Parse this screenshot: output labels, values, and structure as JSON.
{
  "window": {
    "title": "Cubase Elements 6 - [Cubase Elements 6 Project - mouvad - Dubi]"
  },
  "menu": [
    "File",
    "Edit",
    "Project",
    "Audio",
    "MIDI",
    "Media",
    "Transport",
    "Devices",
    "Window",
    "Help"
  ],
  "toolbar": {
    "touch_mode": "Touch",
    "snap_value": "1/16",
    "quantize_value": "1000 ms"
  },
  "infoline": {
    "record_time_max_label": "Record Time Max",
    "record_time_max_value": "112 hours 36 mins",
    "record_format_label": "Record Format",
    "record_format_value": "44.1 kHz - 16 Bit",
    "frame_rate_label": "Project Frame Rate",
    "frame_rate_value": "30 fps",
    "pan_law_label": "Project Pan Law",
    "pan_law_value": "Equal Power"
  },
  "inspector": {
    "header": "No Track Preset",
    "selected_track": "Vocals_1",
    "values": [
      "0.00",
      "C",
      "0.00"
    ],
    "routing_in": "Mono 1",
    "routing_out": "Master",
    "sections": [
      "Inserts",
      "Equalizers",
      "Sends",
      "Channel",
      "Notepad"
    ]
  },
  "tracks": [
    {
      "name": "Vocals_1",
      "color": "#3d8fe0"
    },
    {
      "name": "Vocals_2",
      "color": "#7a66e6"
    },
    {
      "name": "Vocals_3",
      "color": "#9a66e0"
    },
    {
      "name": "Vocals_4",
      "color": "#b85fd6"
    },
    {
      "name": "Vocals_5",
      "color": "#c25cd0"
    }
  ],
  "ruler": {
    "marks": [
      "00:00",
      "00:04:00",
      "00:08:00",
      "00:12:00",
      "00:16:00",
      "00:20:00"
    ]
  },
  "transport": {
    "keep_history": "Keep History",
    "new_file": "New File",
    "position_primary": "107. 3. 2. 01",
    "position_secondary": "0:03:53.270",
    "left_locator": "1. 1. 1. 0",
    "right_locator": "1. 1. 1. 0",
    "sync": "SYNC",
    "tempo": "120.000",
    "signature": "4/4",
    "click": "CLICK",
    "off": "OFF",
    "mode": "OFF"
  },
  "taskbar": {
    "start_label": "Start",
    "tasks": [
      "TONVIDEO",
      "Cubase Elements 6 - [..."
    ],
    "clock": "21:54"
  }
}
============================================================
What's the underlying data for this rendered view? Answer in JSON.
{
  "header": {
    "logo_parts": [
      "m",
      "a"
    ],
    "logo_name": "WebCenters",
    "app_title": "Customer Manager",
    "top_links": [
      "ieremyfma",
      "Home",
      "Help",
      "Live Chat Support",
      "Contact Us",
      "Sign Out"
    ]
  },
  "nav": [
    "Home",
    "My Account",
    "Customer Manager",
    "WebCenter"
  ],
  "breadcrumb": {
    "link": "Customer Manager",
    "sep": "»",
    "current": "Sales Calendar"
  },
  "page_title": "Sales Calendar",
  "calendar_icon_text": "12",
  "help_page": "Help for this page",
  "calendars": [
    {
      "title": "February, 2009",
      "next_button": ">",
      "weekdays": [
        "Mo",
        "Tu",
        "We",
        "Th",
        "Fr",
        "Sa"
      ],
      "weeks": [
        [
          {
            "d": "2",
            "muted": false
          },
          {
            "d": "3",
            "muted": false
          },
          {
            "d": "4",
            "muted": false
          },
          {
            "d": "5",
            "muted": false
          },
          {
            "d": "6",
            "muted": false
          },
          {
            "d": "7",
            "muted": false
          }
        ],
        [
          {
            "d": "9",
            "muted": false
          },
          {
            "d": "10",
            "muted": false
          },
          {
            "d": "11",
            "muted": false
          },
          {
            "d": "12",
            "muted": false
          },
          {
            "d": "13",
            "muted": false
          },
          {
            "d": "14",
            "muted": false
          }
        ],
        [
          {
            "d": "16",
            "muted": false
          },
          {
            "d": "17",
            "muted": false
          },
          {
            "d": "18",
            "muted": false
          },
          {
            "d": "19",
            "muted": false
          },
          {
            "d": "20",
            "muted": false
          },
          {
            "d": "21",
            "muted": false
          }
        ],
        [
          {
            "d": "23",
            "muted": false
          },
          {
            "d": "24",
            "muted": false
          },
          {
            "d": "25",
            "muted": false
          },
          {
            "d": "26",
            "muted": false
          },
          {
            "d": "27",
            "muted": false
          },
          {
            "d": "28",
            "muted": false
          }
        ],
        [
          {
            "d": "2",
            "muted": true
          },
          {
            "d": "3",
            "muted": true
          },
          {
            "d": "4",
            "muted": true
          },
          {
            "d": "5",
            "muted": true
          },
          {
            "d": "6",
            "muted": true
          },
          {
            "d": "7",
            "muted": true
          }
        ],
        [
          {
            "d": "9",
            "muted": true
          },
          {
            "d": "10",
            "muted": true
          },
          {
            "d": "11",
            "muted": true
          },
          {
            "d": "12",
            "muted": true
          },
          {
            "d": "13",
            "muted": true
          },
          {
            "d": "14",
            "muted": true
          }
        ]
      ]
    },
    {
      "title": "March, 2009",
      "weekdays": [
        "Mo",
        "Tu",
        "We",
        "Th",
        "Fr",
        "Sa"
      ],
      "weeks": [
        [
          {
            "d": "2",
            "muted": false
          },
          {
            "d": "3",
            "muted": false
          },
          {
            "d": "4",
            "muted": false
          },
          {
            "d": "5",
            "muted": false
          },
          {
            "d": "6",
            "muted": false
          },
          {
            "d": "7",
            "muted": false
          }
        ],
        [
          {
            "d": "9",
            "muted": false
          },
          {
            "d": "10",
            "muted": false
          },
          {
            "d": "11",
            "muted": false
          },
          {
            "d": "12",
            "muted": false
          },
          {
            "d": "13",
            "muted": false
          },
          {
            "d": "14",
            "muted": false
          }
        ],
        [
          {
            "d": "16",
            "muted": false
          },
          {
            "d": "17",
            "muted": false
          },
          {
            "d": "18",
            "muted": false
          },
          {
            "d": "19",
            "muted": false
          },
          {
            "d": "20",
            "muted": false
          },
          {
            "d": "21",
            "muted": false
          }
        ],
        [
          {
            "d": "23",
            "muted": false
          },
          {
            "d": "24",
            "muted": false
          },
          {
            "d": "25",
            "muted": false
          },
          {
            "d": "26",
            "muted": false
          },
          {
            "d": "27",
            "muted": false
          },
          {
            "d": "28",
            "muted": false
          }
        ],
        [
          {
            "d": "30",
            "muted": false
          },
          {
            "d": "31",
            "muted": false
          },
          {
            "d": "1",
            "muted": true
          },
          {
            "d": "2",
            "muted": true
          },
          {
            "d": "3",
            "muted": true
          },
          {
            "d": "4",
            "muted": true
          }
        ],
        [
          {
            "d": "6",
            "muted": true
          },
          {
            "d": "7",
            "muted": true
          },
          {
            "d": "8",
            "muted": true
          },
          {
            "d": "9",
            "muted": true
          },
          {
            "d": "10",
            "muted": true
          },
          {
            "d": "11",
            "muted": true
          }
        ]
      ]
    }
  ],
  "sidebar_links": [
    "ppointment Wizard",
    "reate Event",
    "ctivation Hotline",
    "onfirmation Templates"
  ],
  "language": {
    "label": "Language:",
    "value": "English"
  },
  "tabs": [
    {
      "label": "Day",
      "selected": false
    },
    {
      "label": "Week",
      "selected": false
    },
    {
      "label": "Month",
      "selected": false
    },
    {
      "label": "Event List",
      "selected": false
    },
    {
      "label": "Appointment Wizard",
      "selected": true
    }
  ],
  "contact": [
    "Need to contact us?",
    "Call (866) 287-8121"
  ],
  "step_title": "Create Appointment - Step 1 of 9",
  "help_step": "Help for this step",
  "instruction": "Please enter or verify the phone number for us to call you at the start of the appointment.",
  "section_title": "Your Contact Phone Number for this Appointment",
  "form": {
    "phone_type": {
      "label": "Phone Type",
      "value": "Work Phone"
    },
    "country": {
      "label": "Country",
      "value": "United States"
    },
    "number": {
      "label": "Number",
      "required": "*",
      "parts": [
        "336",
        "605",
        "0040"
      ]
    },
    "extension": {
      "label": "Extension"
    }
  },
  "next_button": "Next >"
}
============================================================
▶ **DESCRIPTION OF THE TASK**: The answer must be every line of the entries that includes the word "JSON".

▶ **ANSWER FOR THE TASK**:
Parse this screenshot: output labels, values, and structure as JSON.
What's the underlying data for this rendered view? Answer in JSON.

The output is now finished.